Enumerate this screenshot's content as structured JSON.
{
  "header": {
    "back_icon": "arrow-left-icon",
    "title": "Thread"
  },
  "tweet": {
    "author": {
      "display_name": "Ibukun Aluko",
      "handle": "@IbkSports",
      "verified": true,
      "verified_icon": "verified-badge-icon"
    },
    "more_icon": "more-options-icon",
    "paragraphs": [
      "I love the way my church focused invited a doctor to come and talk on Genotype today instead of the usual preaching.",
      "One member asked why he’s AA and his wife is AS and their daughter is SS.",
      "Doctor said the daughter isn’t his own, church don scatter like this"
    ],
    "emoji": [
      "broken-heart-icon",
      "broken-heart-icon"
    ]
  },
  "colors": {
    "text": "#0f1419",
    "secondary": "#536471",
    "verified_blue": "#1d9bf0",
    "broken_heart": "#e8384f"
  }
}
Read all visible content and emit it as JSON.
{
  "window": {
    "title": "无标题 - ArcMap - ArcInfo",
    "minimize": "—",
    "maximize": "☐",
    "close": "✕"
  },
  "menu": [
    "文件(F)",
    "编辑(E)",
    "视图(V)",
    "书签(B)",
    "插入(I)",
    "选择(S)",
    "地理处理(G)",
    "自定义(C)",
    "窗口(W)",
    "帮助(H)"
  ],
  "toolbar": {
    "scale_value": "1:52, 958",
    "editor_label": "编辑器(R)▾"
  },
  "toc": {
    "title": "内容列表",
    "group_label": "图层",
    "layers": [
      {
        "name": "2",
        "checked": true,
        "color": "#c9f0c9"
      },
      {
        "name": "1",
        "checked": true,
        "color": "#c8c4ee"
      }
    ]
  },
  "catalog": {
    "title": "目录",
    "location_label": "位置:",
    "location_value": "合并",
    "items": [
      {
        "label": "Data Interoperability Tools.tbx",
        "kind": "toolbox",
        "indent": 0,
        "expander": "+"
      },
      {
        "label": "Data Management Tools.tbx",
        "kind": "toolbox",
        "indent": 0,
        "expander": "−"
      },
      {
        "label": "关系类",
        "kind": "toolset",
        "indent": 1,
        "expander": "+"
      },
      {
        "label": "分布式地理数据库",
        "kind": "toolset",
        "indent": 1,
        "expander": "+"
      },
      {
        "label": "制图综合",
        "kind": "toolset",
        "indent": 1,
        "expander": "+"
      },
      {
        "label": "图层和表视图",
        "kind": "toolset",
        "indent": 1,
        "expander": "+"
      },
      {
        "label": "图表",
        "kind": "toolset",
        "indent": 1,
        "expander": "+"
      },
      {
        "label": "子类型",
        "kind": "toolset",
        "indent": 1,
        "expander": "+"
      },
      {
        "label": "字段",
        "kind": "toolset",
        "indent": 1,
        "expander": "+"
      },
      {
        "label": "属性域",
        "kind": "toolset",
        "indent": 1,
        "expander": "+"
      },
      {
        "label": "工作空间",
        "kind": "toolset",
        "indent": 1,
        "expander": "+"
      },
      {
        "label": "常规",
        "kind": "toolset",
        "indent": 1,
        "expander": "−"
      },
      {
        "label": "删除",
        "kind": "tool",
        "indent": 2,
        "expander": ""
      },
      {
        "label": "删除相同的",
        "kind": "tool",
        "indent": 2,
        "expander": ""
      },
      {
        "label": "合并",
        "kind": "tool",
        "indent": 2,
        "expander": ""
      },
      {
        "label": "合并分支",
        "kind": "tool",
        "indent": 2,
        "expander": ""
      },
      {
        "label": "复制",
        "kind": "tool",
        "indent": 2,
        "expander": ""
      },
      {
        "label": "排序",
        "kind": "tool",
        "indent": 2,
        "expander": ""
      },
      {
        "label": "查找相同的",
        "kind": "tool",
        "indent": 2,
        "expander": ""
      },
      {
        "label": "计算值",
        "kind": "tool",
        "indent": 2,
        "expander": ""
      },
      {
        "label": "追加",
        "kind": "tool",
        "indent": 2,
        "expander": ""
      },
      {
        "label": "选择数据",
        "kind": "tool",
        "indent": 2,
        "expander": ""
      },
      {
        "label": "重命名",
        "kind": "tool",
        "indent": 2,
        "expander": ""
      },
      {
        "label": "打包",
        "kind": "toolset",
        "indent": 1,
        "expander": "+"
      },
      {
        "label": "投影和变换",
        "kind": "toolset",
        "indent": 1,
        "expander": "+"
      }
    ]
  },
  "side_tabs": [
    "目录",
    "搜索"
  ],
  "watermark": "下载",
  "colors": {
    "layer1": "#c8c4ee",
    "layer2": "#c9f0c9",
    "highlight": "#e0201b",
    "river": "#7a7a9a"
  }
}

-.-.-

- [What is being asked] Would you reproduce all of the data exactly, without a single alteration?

- [Task output]
Enumerate this screenshot's content as structured JSON.
{
  "header": {
    "back_icon": "arrow-left-icon",
    "title": "Thread"
  },
  "tweet": {
    "author": {
      "display_name": "Ibukun Aluko",
      "handle": "@IbkSports",
      "verified": true,
      "verified_icon": "verified-badge-icon"
    },
    "more_icon": "more-options-icon",
    "paragraphs": [
      "I love the way my church focused invited a doctor to come and talk on Genotype today instead of the usual preaching.",
      "One member asked why he’s AA and his wife is AS and their daughter is SS.",
      "Doctor said the daughter isn’t his own, church don scatter like this"
    ],
    "emoji": [
      "broken-heart-icon",
      "broken-heart-icon"
    ]
  },
  "colors": {
    "text": "#0f1419",
    "secondary": "#536471",
    "verified_blue": "#1d9bf0",
    "broken_heart": "#e8384f"
  }
}
Read all visible content and emit it as JSON.
{
  "window": {
    "title": "无标题 - ArcMap - ArcInfo",
    "minimize": "—",
    "maximize": "☐",
    "close": "✕"
  },
  "menu": [
    "文件(F)",
    "编辑(E)",
    "视图(V)",
    "书签(B)",
    "插入(I)",
    "选择(S)",
    "地理处理(G)",
    "自定义(C)",
    "窗口(W)",
    "帮助(H)"
  ],
  "toolbar": {
    "scale_value": "1:52, 958",
    "editor_label": "编辑器(R)▾"
  },
  "toc": {
    "title": "内容列表",
    "group_label": "图层",
    "layers": [
      {
        "name": "2",
        "checked": true,
        "color": "#c9f0c9"
      },
      {
        "name": "1",
        "checked": true,
        "color": "#c8c4ee"
      }
    ]
  },
  "catalog": {
    "title": "目录",
    "location_label": "位置:",
    "location_value": "合并",
    "items": [
      {
        "label": "Data Interoperability Tools.tbx",
        "kind": "toolbox",
        "indent": 0,
        "expander": "+"
      },
      {
        "label": "Data Management Tools.tbx",
        "kind": "toolbox",
        "indent": 0,
        "expander": "−"
      },
      {
        "label": "关系类",
        "kind": "toolset",
        "indent": 1,
        "expander": "+"
      },
      {
        "label": "分布式地理数据库",
        "kind": "toolset",
        "indent": 1,
        "expander": "+"
      },
      {
        "label": "制图综合",
        "kind": "toolset",
        "indent": 1,
        "expander": "+"
      },
      {
        "label": "图层和表视图",
        "kind": "toolset",
        "indent": 1,
        "expander": "+"
      },
      {
        "label": "图表",
        "kind": "toolset",
        "indent": 1,
        "expander": "+"
      },
      {
        "label": "子类型",
        "kind": "toolset",
        "indent": 1,
        "expander": "+"
      },
      {
        "label": "字段",
        "kind": "toolset",
        "indent": 1,
        "expander": "+"
      },
      {
        "label": "属性域",
        "kind": "toolset",
        "indent": 1,
        "expander": "+"
      },
      {
        "label": "工作空间",
        "kind": "toolset",
        "indent": 1,
        "expander": "+"
      },
      {
        "label": "常规",
        "kind": "toolset",
        "indent": 1,
        "expander": "−"
      },
      {
        "label": "删除",
        "kind": "tool",
        "indent": 2,
        "expander": ""
      },
      {
        "label": "删除相同的",
        "kind": "tool",
        "indent": 2,
        "expander": ""
      },
      {
        "label": "合并",
        "kind": "tool",
        "indent": 2,
        "expander": ""
      },
      {
        "label": "合并分支",
        "kind": "tool",
        "indent": 2,
        "expander": ""
      },
      {
        "label": "复制",
        "kind": "tool",
        "indent": 2,
        "expander": ""
      },
      {
        "label": "排序",
        "kind": "tool",
        "indent": 2,
        "expander": ""
      },
      {
        "label": "查找相同的",
        "kind": "tool",
        "indent": 2,
        "expander": ""
      },
      {
        "label": "计算值",
        "kind": "tool",
        "indent": 2,
        "expander": ""
      },
      {
        "label": "追加",
        "kind": "tool",
        "indent": 2,
        "expander": ""
      },
      {
        "label": "选择数据",
        "kind": "tool",
        "indent": 2,
        "expander": ""
      },
      {
        "label": "重命名",
        "kind": "tool",
        "indent": 2,
        "expander": ""
      },
      {
        "label": "打包",
        "kind": "toolset",
        "indent": 1,
        "expander": "+"
      },
      {
        "label": "投影和变换",
        "kind": "toolset",
        "indent": 1,
        "expander": "+"
      }
    ]
  },
  "side_tabs": [
    "目录",
    "搜索"
  ],
  "watermark": "下载",
  "colors": {
    "layer1": "#c8c4ee",
    "layer2": "#c9f0c9",
    "highlight": "#e0201b",
    "river": "#7a7a9a"
  }
}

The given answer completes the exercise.